2. How quickly can you get me the leads?
Most CPL publishers batch upload. This means the leads are not coming through in real time – usually due to validation and verification processes to ensure leads meet a specification. This interesting study from MIT is still one of the best on lead decay. It shows a lead is 100 times more responsive when contacted within 5 minutes vs. 30 minutes. The average lead decay on B2B leads is 42 hours. If you are using a supplier that only uploads weekly you need to question how long those leads have been sitting around for?
3. Do you use third parties to provide leads?
To be clear almost all lead providers selling on a CPL will be using list vendors. There is nothing wrong with this in B2B as long as they are targeting people effectively. Some simply outsource the leads to third parties. When this happens you lose control over who is supplying the leads and the channels they are using. You might even be sent an HTML email proof that will never actually be used. These sub-providers operations teams are usually based in Pune in India and are charging between $10 -$20 as a CPL. The front end publishers that buy from them can be selling for as much as $100. There is nothing wrong with outsourcing lead generation to India as a cost efficiency, some of the companies there are very good and are run by extremely clever individuals. But you should know where your leads come from and not pay an unreasonable markup to brokers. If there is a markup is this because surge technology has been used to ensure leads are more qualified?
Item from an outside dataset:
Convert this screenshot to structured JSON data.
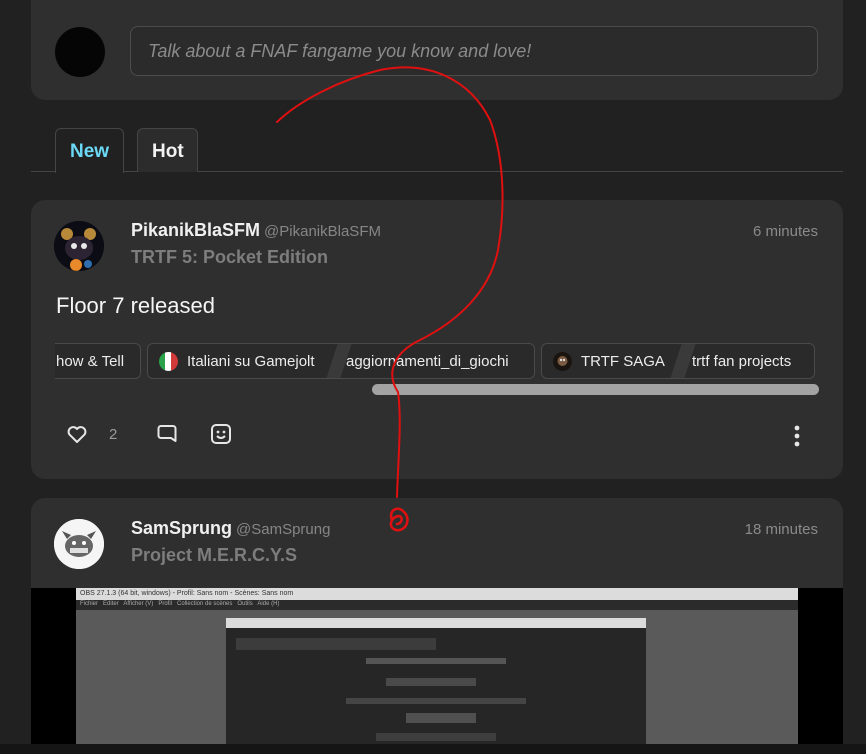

4. What is your process in the event of a subject access request?
More often than not, a subject access request (SAR) comes from a pedant who read something about GDPR on the news. But being able to handle these well and document how and why the person’s data was passed over, and do so within the timelines set out by the ICO is important. It is usually worth running a dummy SAR with CPL publishers you use to see how they respond and what documentation they provide.
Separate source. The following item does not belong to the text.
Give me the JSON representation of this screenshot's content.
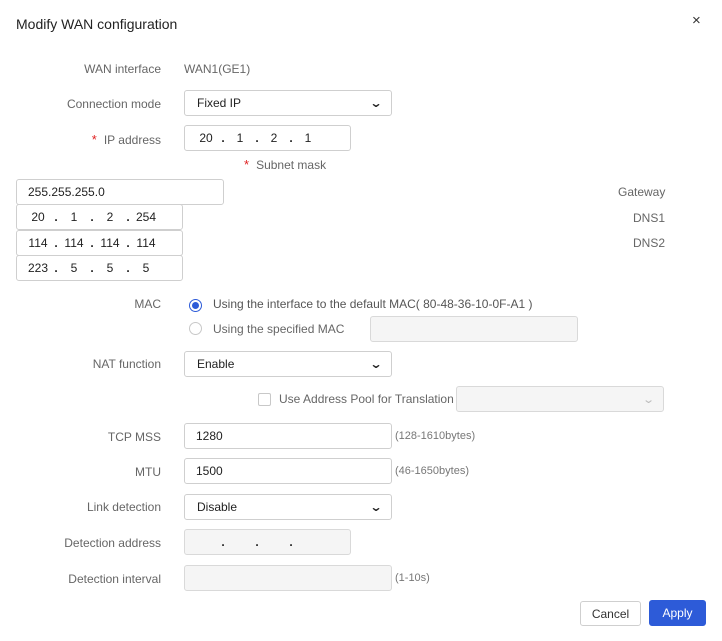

5. Who do the calls/emails appear to come from?
Sending large numbers of emails required for lead generation makes it likely for a publisher to get spam listed. This means they will frequently need to change their IPs and the sender name on their emails. Remember these publishers are running campaigns for numerous tech vendors and so they likely have a different workspace for each. If your brand name is used is the ‘from’ field then you need to have your unsubscribe link on the email. And that would be an extremely unwise thing to do! Likewise if using a publisher for telemarketing you need to ensure the calls are coming from the publisher on behalf of your brand and not direct from your brand.